at more than 1,500 mph to cross the U.S. in 94 min.)
    moon's shadow rushes over observers
drop in temperature (about 10 deg. F or 6 deg. C)     drop in temperature during total solar eclipse
animals react strangely, some thinking it's time to sleep, while nocturnal animals wake up     hippos go into sleep mode
Baily's beads just before & after totality
(caused by sun's light passing craters on moon's limb)
    Baily's beads effect
diamond ring effect just before & after
(caused by sun's light passing through crater on limb)
    diamond ring effect
wars paused or ended     war between Thales and the Medes halted by solar eclipse

The photos below illustrate how the sun and moon look both normally and during a total eclipse — without the use of filters of any sort. But photos simply cannot do justice to the stunning eerieness of total solar eclipses. There is no substitute for standing in the moon's shadow. Besides the visual — and unlike lunar or partial solar eclipses — total solar eclipses display dramatic changes in temperatures, increase in wind speed, aberrant animal behavior, not to mention human awe.

For the 2016 (9 March) total solar eclipse, one needs to be in or near Indonesia. Totality lasts up to 2 minutes.

However, the 2017 (21 August) total solar eclipse slashes across the United States from Oregon to South Carolina. Totality lasts up to 2 min. 46 sec. There are many websites about the 2017 eclipse, including and

Naked full moon Full moon covered by the Earth's shadow

moon just before lunar eclipse

lunar eclipse

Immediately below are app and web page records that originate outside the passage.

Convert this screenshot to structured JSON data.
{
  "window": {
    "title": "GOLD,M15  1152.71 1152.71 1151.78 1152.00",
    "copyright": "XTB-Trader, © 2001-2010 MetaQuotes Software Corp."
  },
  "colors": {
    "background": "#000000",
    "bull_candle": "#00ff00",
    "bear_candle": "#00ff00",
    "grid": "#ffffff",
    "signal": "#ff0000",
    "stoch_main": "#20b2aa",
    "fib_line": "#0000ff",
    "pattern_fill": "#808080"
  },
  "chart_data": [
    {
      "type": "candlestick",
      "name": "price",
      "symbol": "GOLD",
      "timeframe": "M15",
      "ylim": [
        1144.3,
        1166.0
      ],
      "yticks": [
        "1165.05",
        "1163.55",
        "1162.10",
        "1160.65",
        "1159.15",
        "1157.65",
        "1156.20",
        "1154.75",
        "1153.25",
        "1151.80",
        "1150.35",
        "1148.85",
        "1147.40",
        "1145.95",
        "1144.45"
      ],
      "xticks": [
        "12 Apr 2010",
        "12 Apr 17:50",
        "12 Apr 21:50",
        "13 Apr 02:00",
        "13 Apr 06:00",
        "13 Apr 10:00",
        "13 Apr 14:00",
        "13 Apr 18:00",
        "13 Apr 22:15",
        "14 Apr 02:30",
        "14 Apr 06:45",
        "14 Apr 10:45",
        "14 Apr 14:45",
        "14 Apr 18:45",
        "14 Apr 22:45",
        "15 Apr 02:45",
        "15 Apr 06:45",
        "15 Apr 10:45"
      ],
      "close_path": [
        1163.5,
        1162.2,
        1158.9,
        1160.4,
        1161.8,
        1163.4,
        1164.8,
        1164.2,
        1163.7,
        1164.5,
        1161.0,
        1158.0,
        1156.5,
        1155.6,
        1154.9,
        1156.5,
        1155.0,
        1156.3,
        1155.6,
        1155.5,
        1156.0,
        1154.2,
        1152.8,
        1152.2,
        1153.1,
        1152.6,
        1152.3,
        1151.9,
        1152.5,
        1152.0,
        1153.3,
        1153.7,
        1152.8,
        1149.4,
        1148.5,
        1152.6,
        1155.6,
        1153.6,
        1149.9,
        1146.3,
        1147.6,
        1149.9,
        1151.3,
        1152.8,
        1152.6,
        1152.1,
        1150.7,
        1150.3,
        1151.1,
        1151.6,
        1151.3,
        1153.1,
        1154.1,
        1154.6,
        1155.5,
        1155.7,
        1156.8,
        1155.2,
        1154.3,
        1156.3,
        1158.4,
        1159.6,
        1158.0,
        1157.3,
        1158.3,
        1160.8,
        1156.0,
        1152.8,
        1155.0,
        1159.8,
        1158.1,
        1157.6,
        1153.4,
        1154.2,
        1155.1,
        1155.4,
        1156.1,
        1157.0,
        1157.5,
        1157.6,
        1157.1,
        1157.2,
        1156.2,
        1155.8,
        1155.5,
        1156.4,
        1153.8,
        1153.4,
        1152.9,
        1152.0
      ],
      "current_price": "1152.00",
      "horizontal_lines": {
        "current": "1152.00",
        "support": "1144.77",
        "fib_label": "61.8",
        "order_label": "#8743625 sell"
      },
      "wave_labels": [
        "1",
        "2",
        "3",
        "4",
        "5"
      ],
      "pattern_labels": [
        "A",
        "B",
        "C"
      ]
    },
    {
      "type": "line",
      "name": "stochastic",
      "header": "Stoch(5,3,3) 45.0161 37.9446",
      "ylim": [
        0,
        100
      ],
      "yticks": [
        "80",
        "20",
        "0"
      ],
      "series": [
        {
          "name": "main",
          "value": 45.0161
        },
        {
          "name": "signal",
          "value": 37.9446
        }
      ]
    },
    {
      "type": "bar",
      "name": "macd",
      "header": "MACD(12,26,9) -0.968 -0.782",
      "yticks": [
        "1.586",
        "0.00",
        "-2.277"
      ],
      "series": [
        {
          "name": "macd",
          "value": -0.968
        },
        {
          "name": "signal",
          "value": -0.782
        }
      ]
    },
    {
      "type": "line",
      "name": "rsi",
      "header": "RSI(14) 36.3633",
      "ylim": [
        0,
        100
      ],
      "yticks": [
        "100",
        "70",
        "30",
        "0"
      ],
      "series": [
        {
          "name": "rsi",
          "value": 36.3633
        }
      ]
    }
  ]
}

Naked sun or even a partially eclipsed sun Sun totally eclipsed — NOTE: this is a daytime photo

uneclipsed sun

total solar eclipse